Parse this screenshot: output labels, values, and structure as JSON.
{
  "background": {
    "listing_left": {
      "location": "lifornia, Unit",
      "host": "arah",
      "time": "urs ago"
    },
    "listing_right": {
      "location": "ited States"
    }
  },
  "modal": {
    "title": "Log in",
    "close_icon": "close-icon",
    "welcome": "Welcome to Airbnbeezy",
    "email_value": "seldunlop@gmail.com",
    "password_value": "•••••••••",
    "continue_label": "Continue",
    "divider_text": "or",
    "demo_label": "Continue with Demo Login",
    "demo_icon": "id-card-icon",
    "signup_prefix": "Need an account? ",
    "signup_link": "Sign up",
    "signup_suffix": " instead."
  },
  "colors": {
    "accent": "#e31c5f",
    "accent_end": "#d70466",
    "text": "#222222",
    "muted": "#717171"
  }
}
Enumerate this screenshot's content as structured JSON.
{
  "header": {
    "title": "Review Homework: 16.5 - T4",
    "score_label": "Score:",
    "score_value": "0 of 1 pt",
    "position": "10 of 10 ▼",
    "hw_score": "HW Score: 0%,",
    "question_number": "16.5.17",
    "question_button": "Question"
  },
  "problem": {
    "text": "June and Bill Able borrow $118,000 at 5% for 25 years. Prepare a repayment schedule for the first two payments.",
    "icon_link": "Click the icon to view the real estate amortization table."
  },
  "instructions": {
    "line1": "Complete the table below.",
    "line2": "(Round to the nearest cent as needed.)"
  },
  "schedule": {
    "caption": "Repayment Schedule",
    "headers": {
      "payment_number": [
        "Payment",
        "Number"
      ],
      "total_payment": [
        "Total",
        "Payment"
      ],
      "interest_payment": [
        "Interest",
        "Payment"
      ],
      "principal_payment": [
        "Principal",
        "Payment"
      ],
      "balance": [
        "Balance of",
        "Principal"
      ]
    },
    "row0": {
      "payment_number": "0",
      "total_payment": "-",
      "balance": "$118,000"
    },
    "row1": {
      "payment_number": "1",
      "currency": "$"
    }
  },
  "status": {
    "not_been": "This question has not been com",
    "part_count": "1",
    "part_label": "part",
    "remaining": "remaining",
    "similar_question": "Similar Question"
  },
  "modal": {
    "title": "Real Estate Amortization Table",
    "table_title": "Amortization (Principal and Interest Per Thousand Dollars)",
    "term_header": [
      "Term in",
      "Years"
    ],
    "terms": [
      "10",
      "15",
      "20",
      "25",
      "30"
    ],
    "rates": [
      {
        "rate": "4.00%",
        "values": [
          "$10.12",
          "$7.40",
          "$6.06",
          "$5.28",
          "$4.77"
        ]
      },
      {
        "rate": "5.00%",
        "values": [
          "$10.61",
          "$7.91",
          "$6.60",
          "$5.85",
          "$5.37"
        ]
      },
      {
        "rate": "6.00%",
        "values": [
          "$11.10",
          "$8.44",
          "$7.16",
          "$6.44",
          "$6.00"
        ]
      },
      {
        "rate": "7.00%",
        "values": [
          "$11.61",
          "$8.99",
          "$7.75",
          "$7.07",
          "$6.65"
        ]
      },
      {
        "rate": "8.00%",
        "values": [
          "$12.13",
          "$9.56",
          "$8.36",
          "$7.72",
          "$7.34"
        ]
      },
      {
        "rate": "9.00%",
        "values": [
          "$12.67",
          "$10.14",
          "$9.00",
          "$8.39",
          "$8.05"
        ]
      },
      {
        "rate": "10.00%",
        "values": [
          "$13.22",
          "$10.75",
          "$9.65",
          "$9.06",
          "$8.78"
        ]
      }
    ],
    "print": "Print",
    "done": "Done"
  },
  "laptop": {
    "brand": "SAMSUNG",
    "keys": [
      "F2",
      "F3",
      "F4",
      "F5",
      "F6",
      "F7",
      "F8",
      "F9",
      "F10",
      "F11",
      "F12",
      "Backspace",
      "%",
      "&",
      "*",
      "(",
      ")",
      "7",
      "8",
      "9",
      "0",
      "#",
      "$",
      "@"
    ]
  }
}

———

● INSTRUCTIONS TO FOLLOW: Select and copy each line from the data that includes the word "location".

● SOLUTION FOR THIS TASK:
      "location": "lifornia, Unit",
      "location": "ited States"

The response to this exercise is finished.